Undergraduate Programs

B.S. in Electrical Engineering

Electrical engineers use their expertise in math and science to solve problems. They create valuable products including cell phones, high-definition TVs with realistic images, and non-invasive medical imaging systems. These professionals are also responsible for designing power generation and distribution systems, which light our homes, power factories, and operate household appliances. Collaborating in teams, they produce intricate, miniature components found in computers, sensors, stereo systems, weather satellites, cars, contemporary appliances, and automated factories.

Electrical engineering students at SDSU undertake a challenging but rewarding curriculum. Initially, they study foundational courses in calculus, physics, chemistry, and electrical circuits. In their second and third years, they delve into specialized courses specific to their major. These upper-division classes are particularly gratifying as they apply theoretical knowledge in practical scenarios. Students explore diverse areas including analog and digital circuit design, electronic materials, power systems, control systems, communication systems, and electromagnetics, which thoroughly immerse them in the field of electrical engineering.

A highlight of the program is the selection of technical electives, allowing students to tailor their education to their interests. Elective options are varied, encompassing fields like VLSI design (which involves microchip design), biomedical instrumentation, microwave transmission, communication systems, digital signal processing, microprocessors, multi-media programming, power systems design and analysis, optical electronics, and computer networks. The Department of Electrical and Computer Engineering at SDSU is notable for its flexibility in elective choices, offering the most diverse range among the four engineering departments.

B.S. in Computer Engineering

Computer Engineers are involved in the design, development, manufacture, installation, and operation of general purpose and embedded computers of all sorts. They are concerned with both hardware (i.e., the electronic circuits and devices that actually store and process information) and software (i.e., the programs that control the operation of the hardware).

Computer Engineers specialize in a broad range of areas, encompassing the design, development, manufacturing, installation, and management of various general purpose and embedded computers. Their expertise lies in both hardware – the electronic circuits and devices that store and process data – and software, which includes the programs directing hardware operations.

Their work extends to embedded controllers found in a variety of everyday and specialized devices, such as automobiles, home appliances, cameras, robots, and medical instruments. Their education includes courses focused on computer networks and systems capable of handling extensive audio and video data.
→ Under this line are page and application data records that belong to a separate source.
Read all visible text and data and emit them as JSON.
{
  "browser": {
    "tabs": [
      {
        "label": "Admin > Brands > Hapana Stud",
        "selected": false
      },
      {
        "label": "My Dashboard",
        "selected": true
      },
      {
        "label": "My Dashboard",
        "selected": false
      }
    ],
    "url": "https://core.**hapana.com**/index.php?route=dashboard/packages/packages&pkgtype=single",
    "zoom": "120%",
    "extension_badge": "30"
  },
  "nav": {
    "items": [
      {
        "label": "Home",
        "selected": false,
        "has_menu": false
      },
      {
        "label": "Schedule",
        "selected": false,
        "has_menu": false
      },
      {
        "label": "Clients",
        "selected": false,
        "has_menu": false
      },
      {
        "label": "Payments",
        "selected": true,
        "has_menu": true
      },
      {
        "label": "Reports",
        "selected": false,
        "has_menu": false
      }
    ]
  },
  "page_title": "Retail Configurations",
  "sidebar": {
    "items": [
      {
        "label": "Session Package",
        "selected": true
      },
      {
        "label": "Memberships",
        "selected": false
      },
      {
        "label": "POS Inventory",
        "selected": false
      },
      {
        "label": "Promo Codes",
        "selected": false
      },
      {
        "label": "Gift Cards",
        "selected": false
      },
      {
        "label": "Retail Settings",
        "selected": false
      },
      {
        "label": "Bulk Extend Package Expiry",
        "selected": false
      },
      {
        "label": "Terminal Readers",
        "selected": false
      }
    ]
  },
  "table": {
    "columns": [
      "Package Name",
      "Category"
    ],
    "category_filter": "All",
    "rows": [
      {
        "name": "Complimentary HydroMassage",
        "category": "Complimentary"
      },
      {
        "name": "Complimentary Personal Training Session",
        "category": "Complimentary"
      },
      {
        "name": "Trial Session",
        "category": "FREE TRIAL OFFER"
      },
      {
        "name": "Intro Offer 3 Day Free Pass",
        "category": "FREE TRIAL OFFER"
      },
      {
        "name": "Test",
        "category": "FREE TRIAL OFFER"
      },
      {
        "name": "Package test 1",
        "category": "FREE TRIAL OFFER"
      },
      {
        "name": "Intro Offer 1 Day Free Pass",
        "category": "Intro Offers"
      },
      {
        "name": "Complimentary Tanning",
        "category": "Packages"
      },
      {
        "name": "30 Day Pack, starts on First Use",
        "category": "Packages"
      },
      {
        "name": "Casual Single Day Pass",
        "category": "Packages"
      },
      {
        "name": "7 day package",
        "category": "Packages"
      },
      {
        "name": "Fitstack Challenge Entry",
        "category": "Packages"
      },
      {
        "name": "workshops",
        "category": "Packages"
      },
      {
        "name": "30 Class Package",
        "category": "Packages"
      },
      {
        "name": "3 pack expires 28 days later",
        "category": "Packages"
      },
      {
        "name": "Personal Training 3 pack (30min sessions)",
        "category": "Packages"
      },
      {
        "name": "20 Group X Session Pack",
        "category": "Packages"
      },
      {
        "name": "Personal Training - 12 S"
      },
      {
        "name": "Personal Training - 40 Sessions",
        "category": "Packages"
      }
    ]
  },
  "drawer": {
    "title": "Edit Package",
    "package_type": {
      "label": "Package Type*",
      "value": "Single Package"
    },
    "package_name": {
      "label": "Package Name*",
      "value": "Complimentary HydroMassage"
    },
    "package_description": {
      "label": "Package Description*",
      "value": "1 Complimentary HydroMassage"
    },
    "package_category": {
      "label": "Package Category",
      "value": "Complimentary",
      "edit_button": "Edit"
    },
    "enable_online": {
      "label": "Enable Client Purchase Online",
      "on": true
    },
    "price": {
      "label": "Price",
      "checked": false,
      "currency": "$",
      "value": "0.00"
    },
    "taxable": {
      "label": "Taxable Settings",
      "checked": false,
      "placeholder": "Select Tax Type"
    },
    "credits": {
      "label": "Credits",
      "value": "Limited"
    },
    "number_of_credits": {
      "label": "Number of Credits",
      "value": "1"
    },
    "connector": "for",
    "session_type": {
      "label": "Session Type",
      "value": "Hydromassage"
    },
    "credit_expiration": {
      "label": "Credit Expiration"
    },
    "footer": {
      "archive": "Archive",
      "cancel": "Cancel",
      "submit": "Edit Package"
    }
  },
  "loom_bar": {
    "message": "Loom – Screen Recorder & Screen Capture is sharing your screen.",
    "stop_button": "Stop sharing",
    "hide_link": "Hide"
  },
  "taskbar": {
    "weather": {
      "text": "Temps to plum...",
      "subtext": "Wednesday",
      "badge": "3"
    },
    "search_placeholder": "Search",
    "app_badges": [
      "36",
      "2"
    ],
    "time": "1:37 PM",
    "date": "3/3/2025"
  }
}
The Bachelor of Science degree in Computer Engineering lays a robust groundwork in mathematics, science, computer hardware, software, and engineering design. Beyond core subjects, students choose from professional electives that cover a range of topics including Very Large Scale Integration (VLSI) Circuits, multimedia systems (processing audio, visual, and textual information), computer networks, and digital signal processing. A pivotal part of the curriculum is a capstone design course, which fosters teamwork, design methodology, economic and social awareness, as well as oral and written communication skills, and encourages creative thinking.

This curriculum strikes a balance between theoretical knowledge and practical application, equipping graduates for immediate employment or further academic pursuits in the field.

The B.S degree in Computer Engineering provides a solid foundation in the fundamentals of mathematics, science, computer hardware, computer software, and engineering design. In addition to the fundamental classes, the students are required to select professional electives. Among these are courses that explore Very Large Integration (VLSI) Circuits; multimedia systems that process audio and visual information and text; computer networks; and digital signal processing to name a few. All students are required to participate in a capstone design course which emphasizes team work, design process, consideration of economic and social factors, oral and written communication and creative thinking. The computer engineering curriculum provides a balance between theory and practice that prepares the graduate for both immediate employment or to pursue a graduate study in the field.